With drone images and field work, scientists from the IDEAL Center and the University of Oxford conduct mapping to obtain a more complete picture of these ecosystems, which will contribute to conservation efforts.
Daniela Jofré, IDEAL Center. The underwater forests of the giant alga(seaweed) Macrocystispyrifera (also called ‘huiro’ or sargassum) are one of the most extensive and diverse ecosystems of the ocean. These macroalgae – which can extend more than 70 meters – provide refuge and food to countless marine species.

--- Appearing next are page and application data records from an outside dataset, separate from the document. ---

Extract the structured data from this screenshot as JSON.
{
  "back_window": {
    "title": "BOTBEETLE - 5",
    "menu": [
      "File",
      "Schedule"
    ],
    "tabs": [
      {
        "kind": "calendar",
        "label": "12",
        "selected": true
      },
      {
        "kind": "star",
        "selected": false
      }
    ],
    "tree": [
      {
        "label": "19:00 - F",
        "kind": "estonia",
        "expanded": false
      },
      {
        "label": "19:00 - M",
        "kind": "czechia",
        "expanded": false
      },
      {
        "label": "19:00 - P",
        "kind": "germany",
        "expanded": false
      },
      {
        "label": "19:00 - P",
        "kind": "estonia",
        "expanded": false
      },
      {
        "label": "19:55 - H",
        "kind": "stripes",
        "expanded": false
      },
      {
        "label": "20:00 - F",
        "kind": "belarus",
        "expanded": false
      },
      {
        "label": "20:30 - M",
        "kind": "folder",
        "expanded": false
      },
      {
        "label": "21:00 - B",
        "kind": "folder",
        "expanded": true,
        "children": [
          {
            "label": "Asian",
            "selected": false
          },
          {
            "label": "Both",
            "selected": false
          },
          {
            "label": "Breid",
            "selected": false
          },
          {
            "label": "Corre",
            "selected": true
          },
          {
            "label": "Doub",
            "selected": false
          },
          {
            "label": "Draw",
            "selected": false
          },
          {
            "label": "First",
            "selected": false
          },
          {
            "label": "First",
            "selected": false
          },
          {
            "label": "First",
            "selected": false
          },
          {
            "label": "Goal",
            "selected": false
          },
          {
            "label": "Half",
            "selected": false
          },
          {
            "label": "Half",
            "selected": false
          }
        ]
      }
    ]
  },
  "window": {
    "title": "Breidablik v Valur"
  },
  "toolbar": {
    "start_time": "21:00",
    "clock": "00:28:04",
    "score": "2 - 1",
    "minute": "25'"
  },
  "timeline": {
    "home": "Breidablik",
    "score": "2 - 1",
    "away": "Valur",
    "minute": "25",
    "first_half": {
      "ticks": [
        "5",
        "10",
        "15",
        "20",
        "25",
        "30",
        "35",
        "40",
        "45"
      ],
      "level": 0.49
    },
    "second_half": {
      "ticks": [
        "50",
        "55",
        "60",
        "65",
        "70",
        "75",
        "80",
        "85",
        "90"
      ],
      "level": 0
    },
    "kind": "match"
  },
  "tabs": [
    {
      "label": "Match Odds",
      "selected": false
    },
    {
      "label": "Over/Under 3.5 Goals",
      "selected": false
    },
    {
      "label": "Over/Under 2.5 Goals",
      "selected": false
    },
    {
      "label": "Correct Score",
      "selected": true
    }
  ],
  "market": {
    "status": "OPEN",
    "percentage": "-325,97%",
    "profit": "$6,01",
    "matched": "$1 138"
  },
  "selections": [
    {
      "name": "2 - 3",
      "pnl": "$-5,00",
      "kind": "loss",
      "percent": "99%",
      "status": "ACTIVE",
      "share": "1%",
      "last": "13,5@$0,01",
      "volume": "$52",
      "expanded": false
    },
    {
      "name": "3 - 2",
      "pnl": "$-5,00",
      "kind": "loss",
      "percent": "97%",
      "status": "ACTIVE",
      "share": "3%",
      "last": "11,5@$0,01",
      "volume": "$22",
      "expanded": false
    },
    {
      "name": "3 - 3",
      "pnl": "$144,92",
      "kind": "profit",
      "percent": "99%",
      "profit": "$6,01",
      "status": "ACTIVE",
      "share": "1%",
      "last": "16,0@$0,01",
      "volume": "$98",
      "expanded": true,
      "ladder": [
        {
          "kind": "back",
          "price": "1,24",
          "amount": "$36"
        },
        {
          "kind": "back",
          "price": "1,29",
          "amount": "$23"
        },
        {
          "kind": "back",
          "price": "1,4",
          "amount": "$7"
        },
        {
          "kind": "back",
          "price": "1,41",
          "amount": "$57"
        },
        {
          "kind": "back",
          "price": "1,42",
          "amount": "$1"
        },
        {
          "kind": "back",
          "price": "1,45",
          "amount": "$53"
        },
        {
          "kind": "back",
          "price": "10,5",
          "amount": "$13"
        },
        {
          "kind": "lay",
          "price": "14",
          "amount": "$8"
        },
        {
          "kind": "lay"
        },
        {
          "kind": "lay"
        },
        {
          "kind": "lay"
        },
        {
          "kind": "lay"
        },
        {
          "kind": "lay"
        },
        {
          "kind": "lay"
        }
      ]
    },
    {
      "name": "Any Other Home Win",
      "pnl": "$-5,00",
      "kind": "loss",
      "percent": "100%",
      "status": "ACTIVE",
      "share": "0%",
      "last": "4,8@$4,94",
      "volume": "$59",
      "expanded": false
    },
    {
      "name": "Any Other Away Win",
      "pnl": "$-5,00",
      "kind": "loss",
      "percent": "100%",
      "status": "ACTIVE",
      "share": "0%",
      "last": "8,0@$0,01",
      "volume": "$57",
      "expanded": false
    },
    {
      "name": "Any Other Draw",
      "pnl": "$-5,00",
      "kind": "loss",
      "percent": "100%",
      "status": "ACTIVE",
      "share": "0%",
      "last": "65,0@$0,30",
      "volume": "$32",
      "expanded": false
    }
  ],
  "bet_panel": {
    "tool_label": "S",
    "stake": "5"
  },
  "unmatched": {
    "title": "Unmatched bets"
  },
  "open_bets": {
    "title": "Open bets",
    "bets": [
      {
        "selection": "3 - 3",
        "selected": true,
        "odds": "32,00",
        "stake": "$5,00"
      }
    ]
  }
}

Despite its ecological importance, there is still no certainty concerning its complex global distribution, especially in the extreme southern regions of South America, nor how its distribution and abundance patterns have been affected by climate change, due to the logistically complexity in performing field studies that could provide a more complete understanding of these communities.
To address this uncertainty, researchers Alejandra Mora, geographer of the University of Chile and doctoral student of the University of Oxford, and doctoral candidate Mauricio Palacios, of the Research Center: Dynamics of High Latitude Marine Ecosystems (IDEAL) of the Austral University of Chile (UACh) are working on a detection system which will use satellite images, to establish a realistic assessment of the distribution of these underwater forests, particularly those found in the Strait of Magellan.
“Carrying out field work in this area is complex and getting satellite images with clear skies even more so. Out of 500 images obtained in three years, 90% are covered with clouds, so it’s necessary to filter and process a lot of that information,” says Alejandra Mora, who designed an algorithm that is currently using drone overflights and field samplings for validation.
Researcher Mora added that “for the rest of the population these forests are completely unknown, and if they are invisible, there will be no interest in preserving them. Currently, as there is no monitoring system dedicated to this ecosystem, we still do not know exactly where they are or if they have changed the extent of their range in recent years.”
Meanwhile, Mauricio Palacios, who has focused his interest on deciphering the physiology of this type of organism, indicated that “for the images recorded by Alejandra, field validation is necessary, and for that reason we are characterizing the population dynamics of these macroalgae [seaweed] in the Strait of Magellan, as well as for those communities located in the Yendegaia Fjord (Beagle Channel), which are exposed to different environmental stressors. The physiological responses, such as carbon productivity and available biomass, will complement the mapping made by the drone, to obtain a complete analysis of this area.”
The researchers are working from the eastern mouth of the Strait of Magellan as far as the San Isidro Lighthouse, which will be complemented by a population analysis, already carried out in the Yendegaia Fjord, and information surveys in other areas of the region. These are conducted in coordination with the Chilean Ichthyological Foundatione – ranging from the Carlos III Island sector to Cape Horn. “This method has many implications for the possibility of making global estimates of the distribution of this ecosystem, which can help protect it on other coasts of the world,” added Mora. This combined effort involving doctoral theses from the Austral University of Chile and the University of Oxford would help to complete a picture of the health of these ecosystems that are part of the largest underwater “huiro” seaweed forests in Patagonian waters.